Website and app data records:
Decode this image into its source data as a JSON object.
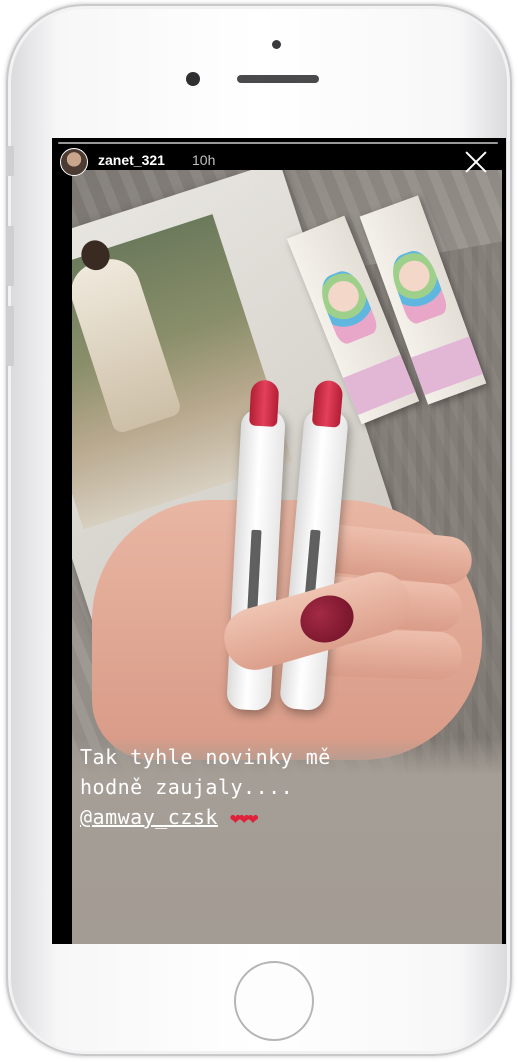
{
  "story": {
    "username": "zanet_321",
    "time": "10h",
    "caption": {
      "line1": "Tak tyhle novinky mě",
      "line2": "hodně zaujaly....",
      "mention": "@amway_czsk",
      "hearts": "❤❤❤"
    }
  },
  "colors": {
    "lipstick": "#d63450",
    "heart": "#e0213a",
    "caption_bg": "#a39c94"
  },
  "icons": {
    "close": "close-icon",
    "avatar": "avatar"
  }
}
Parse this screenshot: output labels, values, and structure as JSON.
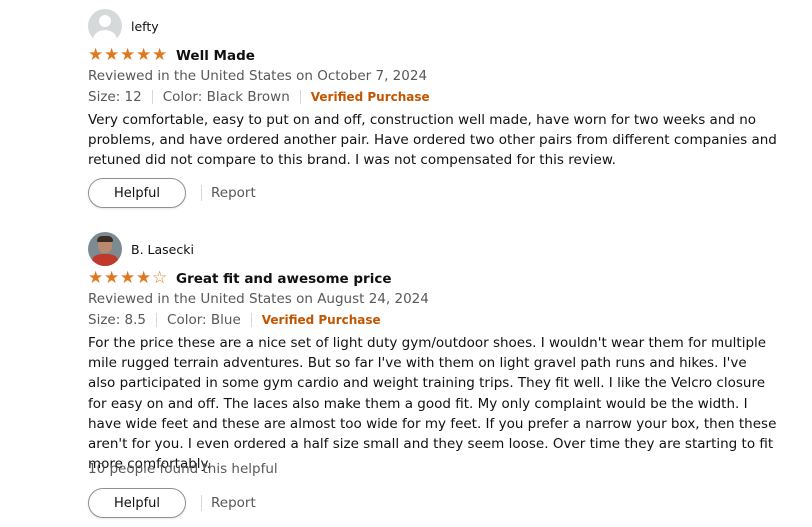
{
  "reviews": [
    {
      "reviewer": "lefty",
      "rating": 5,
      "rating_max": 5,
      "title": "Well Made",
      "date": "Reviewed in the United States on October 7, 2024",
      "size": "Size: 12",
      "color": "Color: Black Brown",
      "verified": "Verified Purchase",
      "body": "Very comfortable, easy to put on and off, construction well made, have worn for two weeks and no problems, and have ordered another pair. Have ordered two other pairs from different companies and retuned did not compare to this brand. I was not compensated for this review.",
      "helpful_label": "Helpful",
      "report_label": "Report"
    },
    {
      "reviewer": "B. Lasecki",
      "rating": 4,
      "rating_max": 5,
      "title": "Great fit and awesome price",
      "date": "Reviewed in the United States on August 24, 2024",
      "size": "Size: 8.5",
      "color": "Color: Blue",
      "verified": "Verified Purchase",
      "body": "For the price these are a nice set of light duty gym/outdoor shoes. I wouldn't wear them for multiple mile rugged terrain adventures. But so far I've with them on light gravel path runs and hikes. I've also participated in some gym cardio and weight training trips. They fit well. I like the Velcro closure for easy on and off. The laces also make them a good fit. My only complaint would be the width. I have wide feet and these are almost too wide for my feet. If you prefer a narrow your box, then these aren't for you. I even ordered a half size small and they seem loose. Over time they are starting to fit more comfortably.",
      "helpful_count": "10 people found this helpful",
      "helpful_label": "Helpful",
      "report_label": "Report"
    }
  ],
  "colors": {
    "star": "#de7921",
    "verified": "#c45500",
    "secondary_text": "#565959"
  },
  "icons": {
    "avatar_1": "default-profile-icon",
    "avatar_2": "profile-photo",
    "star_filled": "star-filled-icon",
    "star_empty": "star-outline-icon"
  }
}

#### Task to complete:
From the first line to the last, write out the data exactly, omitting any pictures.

#### Result of the task:
Decode this image into its source data as a JSON object.
{
  "story": {
    "username": "zanet_321",
    "time": "10h",
    "caption": {
      "line1": "Tak tyhle novinky mě",
      "line2": "hodně zaujaly....",
      "mention": "@amway_czsk",
      "hearts": "❤❤❤"
    }
  },
  "colors": {
    "lipstick": "#d63450",
    "heart": "#e0213a",
    "caption_bg": "#a39c94"
  },
  "icons": {
    "close": "close-icon",
    "avatar": "avatar"
  }
}
Parse this screenshot: output labels, values, and structure as JSON.
{
  "reviews": [
    {
      "reviewer": "lefty",
      "rating": 5,
      "rating_max": 5,
      "title": "Well Made",
      "date": "Reviewed in the United States on October 7, 2024",
      "size": "Size: 12",
      "color": "Color: Black Brown",
      "verified": "Verified Purchase",
      "body": "Very comfortable, easy to put on and off, construction well made, have worn for two weeks and no problems, and have ordered another pair. Have ordered two other pairs from different companies and retuned did not compare to this brand. I was not compensated for this review.",
      "helpful_label": "Helpful",
      "report_label": "Report"
    },
    {
      "reviewer": "B. Lasecki",
      "rating": 4,
      "rating_max": 5,
      "title": "Great fit and awesome price",
      "date": "Reviewed in the United States on August 24, 2024",
      "size": "Size: 8.5",
      "color": "Color: Blue",
      "verified": "Verified Purchase",
      "body": "For the price these are a nice set of light duty gym/outdoor shoes. I wouldn't wear them for multiple mile rugged terrain adventures. But so far I've with them on light gravel path runs and hikes. I've also participated in some gym cardio and weight training trips. They fit well. I like the Velcro closure for easy on and off. The laces also make them a good fit. My only complaint would be the width. I have wide feet and these are almost too wide for my feet. If you prefer a narrow your box, then these aren't for you. I even ordered a half size small and they seem loose. Over time they are starting to fit more comfortably.",
      "helpful_count": "10 people found this helpful",
      "helpful_label": "Helpful",
      "report_label": "Report"
    }
  ],
  "colors": {
    "star": "#de7921",
    "verified": "#c45500",
    "secondary_text": "#565959"
  },
  "icons": {
    "avatar_1": "default-profile-icon",
    "avatar_2": "profile-photo",
    "star_filled": "star-filled-icon",
    "star_empty": "star-outline-icon"
  }
}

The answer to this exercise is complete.